Sam Reed: Students should join a Learning Community because it provides opportunities that may not be easily accessible if they are not in such a group. For instance, students in my Business Honors Learning Community (BHLC) get to move in a few days early and go through Fisher’s “On Boarding” program where they get an opportunity to network with other first-year students, go to professional development workshops, and network with faculty, staff, and some company sponsors BEFORE they event start classes! Students in an LC also get to meet a group of students who have the same interests as them and they get to live on the same floor of a residence hall together, what an easy way to make friends and make Ohio State feel smaller right off the bat.

What is your favorite part of the Learning Community you work with?

Nicole Fette: My favorite part of the learning community is meeting students outside of the “office”.  By attending events, I have more time to interact and communicate with students on a personal level.

Katie Watkins: I serve as the Academic Counselor for the students who live in Pharmacy House – so being a part of the LC has strengthened the bond I have with the students I serve.  OSU is a big place, and being closely connected can help it feel A LOT smaller around here.  I love the students I serve.

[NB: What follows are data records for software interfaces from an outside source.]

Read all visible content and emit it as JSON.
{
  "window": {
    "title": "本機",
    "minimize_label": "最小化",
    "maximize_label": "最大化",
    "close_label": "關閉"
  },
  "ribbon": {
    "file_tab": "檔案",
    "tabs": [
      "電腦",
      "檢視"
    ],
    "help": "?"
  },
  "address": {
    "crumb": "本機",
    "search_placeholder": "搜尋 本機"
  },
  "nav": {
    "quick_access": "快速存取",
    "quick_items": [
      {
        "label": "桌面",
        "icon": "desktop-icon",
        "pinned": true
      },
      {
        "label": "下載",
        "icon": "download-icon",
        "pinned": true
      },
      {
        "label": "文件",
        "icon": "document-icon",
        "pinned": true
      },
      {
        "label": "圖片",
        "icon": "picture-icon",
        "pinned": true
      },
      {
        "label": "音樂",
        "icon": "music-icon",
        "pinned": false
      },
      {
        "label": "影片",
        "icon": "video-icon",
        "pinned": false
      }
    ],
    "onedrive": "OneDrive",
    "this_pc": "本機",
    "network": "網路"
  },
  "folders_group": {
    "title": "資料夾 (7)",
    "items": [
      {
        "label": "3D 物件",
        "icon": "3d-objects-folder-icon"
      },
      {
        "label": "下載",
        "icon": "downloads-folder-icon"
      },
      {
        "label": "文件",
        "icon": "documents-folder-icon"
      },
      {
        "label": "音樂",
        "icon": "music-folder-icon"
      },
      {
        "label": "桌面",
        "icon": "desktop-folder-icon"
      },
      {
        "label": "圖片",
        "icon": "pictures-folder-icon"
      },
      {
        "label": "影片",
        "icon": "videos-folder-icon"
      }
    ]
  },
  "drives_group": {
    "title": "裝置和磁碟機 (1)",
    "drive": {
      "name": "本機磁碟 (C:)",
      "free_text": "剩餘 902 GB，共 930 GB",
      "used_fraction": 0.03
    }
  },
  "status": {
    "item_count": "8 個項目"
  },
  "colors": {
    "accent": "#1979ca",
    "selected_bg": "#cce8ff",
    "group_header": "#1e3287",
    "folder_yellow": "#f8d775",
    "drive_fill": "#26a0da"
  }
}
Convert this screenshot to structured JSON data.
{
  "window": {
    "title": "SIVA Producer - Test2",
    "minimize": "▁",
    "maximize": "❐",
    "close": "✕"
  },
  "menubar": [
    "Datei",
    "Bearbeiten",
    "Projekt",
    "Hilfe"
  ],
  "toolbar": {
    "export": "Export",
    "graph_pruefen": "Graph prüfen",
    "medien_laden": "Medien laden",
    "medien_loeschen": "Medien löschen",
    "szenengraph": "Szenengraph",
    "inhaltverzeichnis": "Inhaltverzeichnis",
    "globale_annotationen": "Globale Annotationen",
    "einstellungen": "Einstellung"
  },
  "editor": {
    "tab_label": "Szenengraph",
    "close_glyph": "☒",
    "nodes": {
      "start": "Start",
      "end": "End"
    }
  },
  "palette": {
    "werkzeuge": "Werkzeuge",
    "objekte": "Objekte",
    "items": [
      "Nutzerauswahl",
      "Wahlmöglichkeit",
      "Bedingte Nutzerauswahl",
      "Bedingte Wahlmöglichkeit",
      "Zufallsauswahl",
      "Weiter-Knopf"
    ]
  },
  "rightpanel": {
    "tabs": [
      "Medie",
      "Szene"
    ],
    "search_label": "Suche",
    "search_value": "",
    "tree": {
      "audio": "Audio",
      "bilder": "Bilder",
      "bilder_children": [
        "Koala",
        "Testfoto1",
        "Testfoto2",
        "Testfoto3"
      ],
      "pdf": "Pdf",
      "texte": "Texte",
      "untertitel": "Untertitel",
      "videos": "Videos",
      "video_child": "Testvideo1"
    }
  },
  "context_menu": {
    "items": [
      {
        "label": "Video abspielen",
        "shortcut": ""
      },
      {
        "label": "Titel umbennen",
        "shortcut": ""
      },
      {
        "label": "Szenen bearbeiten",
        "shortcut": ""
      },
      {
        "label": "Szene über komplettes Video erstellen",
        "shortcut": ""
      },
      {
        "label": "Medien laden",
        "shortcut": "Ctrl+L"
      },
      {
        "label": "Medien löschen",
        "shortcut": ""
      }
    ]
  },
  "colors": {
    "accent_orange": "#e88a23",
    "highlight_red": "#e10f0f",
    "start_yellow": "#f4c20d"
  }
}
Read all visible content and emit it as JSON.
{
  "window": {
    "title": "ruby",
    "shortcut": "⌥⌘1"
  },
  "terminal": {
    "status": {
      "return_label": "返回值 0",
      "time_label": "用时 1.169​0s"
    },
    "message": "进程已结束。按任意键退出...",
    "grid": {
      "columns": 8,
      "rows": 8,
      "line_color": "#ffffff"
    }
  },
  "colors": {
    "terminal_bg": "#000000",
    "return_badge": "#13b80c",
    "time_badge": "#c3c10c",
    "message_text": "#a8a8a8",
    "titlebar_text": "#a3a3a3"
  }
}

Chris Adams: I enjoy the broad variety of student programing our students take part in.  From trips to current events discussions to service projects to intramural sports, our LC programming compliments students’ coursework and allows them to take part in activities they are most passionate about.